Ovarian tissue sections were obtained from the Cooperative Human Tissue Network for studies of APE/ref-1 expression and the metastatic process and from our institutional Department of Pathology for studies of APE/ref-1 expression and platinum resistance. Tissue microsections from formalin-fixed, paraffin-embedded specimens of epithelial ovarian cancers were stained using a monoclonal antibody to APE/ref-1 followed by standard immunohistochemical techniques. Slides were then analyzed for the percentage of positively staining nuclei as well as staining intensity using a blinded coding system.
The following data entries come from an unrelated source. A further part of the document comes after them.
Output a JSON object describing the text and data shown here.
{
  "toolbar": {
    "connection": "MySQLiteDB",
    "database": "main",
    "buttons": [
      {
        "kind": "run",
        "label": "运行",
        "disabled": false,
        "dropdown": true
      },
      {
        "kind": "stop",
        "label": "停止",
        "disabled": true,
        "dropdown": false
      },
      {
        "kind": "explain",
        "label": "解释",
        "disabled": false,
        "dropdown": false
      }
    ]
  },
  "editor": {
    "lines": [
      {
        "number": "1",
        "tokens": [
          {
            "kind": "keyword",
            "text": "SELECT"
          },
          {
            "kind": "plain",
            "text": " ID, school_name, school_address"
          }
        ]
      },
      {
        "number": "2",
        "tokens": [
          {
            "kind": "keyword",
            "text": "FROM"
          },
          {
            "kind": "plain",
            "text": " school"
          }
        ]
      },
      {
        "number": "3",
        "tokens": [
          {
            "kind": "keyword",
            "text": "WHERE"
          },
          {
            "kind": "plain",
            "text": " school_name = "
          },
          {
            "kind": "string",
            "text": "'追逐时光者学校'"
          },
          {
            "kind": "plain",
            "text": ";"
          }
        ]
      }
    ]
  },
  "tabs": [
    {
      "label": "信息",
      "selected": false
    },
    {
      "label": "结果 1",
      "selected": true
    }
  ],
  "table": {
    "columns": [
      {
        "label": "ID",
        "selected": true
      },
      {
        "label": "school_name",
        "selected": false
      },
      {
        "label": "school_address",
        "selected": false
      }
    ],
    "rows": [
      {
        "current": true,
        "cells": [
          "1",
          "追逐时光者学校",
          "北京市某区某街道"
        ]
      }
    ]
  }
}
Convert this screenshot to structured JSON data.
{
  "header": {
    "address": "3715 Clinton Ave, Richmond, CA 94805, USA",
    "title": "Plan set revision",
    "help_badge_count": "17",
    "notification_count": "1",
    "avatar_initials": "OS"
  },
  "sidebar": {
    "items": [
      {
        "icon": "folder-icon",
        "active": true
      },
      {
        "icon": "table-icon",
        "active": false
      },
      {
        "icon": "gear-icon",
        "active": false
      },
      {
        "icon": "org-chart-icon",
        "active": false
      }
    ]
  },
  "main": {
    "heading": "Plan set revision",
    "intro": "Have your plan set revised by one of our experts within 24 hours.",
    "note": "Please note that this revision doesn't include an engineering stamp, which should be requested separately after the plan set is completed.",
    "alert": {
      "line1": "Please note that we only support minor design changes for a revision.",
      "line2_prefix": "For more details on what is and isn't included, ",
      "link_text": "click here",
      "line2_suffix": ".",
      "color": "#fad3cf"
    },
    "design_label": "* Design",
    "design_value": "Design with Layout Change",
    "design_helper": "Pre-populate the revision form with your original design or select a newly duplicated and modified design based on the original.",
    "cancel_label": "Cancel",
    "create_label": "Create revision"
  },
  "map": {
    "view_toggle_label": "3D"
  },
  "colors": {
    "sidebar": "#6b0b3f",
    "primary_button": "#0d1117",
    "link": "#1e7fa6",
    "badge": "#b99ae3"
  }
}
All epithelial ovarian cancers expressed APE/ref-1. There were no significant differences in the percentage or intensity of nuclear staining in primary tumors from patients with early- versus advanced-stage disease or in primary tumors versus metastasis from patients with advanced disease. Both platinum-sensitive and platinum-refractory tumors demonstrated a range from minimal to high intensity staining nuclei with a median value of 2+ staining on a scale of 0-3+. The median value for the percentage of nuclei involved was 70% in the platinum-sensitive group and 90% in the platinum-refractory group (P = 0.118).
APE/ref-1 expression is ubiquitous among epithelial ovarian cancers and is unaltered with the metastatic process. APE/ref-1 expression does not appear to differ between platinum-sensitive and platinum-refractory ovarian cancers and thus is not a useful biomarker for platinum resistance. Combined with evidence that APE/ref-1 expression and function may not be equivalent in all cell types and tissues, future work will investigate APE/ref-1 as a potential therapeutic target.
Complete Bibliography at: http://www.ncbi.nlm.nih.gov/myncbi/browse/collection/41152040/?sort=date&direction=descending